application/pdf3070439.pdf (6MB)Restricted to U of Illinois
(no description provided)PDF


Title:The Influence of Galactooligosaccharides on Nutrient Digestion, Ileal and Fecal Fermentation Characteristics, and Intestinal and Colonic Microflora in Growing Swine
Author(s):Smiricky, Michelle Renee
Doctoral Committee Chair(s):Fahey, George C., Jr.
Department / Program:Animal Sciences
Discipline:Animal Sciences
Degree Granting Institution:University of Illinois at Urbana-Champaign
Subject(s):Agriculture, Animal Culture and Nutrition
Abstract:Experiments were conducted to evaluate fermentative and prebiotic effects of galactooligosaccharides (Gal OS) in pigs. The first experiment measured in vitro fermentation of Gal OS in comparison to other oligosaccharide (OS) sources using swine fecal microflora. The second experiment evaluated increasing concentrations of soybean OS on apparent and trae ileal amino acid digestibilities. The third experiment evaluated Gal OS supplementation of pig diets to determine effects on nutrient digestibility, microbial populations, and ileal short-chain fatty acid (SCFA) concentrations. Additionally, the third experiment measured in vitro fermentation of Gal OS using swine ileal effluent prior to and after six weeks of dietary adaptation to Gal OS. Overall, these experiments demonstrated that Gal OS are rapidly fermentable in vitro by both swine ileal and fecal microflora and function as prebiotics in vivo by increasing concentrations of beneficial bacteria. Pure Gal OS fermentation with swine fecal and ileal microflora occurred more rapidly in vitro and resulted in a higher rate of fermentation and greater amounts of gas and SCFA produced when compared to the soy by-product, soy solubles (SS), when similar concentrations of active ingredients were assessed. The fermentatioe characteristics of SS were similar to FOS and GOS. In vivo, when Gal OS were supplemented at up to 3.5% of the diet as SS that were part of a practical diet, apparent and true ileal amino acid digestibilities were minimally affected. However, when 3.5% Gal OS was supplemented to more refined diets as either SS or TOS, there was up to a 5.5 percentage unit depression in apparent ¡leal and total tract nutrient digestibilities. Inclusion of 3.5% Gal OS as SS or TOS increased fecal beneficial bacterial concentrations. Supplementation of swine diets with Gal OS positively influenced microbial populations and gastrointestinal fermentation. Whether the improvement in gut microbial populations outweighs the depression in nutrient digestion remains to be determined, but is doubtful given the relatively brief lifetime of the market pig. However, this might be impacted by a future swine production system that decreases or eliminates use of sub-therapeutic concentrations of antibiotics in practical diets fed to swine.
Issue Date:2002
Description:153 p.
Thesis (Ph.D.)--University of Illinois at Urbana-Champaign, 2002.
Other Identifier(s):(MiAaPQ)AAI3070439
Date Available in IDEALS:2015-09-25
Date Deposited:2002

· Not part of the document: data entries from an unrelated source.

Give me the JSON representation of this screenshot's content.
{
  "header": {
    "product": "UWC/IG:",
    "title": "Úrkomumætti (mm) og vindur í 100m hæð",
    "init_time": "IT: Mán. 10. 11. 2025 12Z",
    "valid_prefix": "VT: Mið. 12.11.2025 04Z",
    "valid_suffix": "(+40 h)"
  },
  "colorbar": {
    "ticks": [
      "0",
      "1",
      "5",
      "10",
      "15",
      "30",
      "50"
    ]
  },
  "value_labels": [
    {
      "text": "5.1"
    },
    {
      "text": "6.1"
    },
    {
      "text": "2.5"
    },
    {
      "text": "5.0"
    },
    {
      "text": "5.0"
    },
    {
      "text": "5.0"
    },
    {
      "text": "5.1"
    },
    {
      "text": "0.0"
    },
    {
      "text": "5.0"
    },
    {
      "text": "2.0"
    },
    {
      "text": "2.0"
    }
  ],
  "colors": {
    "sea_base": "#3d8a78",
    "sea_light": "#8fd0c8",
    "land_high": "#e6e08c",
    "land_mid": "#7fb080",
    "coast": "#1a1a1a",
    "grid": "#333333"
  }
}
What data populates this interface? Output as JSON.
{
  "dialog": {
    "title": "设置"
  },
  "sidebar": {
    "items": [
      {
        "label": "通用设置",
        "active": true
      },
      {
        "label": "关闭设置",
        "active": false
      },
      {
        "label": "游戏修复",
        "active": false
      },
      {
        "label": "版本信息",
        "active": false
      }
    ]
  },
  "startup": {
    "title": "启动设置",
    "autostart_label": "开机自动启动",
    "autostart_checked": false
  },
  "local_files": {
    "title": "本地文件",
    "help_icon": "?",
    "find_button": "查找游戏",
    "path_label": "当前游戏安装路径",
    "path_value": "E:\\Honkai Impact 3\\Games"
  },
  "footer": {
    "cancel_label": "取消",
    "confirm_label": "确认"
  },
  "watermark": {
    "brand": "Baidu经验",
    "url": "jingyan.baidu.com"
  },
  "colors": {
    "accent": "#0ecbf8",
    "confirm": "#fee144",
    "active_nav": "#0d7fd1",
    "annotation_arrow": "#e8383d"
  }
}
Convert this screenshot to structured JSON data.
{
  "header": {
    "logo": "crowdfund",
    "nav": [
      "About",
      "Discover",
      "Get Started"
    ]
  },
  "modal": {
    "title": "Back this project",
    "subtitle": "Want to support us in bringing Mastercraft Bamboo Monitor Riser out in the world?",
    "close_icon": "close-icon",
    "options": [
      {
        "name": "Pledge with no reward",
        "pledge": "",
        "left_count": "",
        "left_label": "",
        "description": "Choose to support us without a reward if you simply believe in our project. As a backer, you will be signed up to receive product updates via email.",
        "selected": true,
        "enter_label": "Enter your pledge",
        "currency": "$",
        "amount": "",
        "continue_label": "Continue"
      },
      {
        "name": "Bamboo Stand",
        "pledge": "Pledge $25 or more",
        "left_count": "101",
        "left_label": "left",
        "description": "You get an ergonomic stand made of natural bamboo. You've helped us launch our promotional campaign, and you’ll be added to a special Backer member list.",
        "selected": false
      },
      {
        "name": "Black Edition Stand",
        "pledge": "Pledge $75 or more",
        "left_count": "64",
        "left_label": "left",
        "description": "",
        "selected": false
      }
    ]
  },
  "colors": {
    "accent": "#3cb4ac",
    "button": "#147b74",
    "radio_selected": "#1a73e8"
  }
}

This item appears in the following Collection(s)

Item Statistics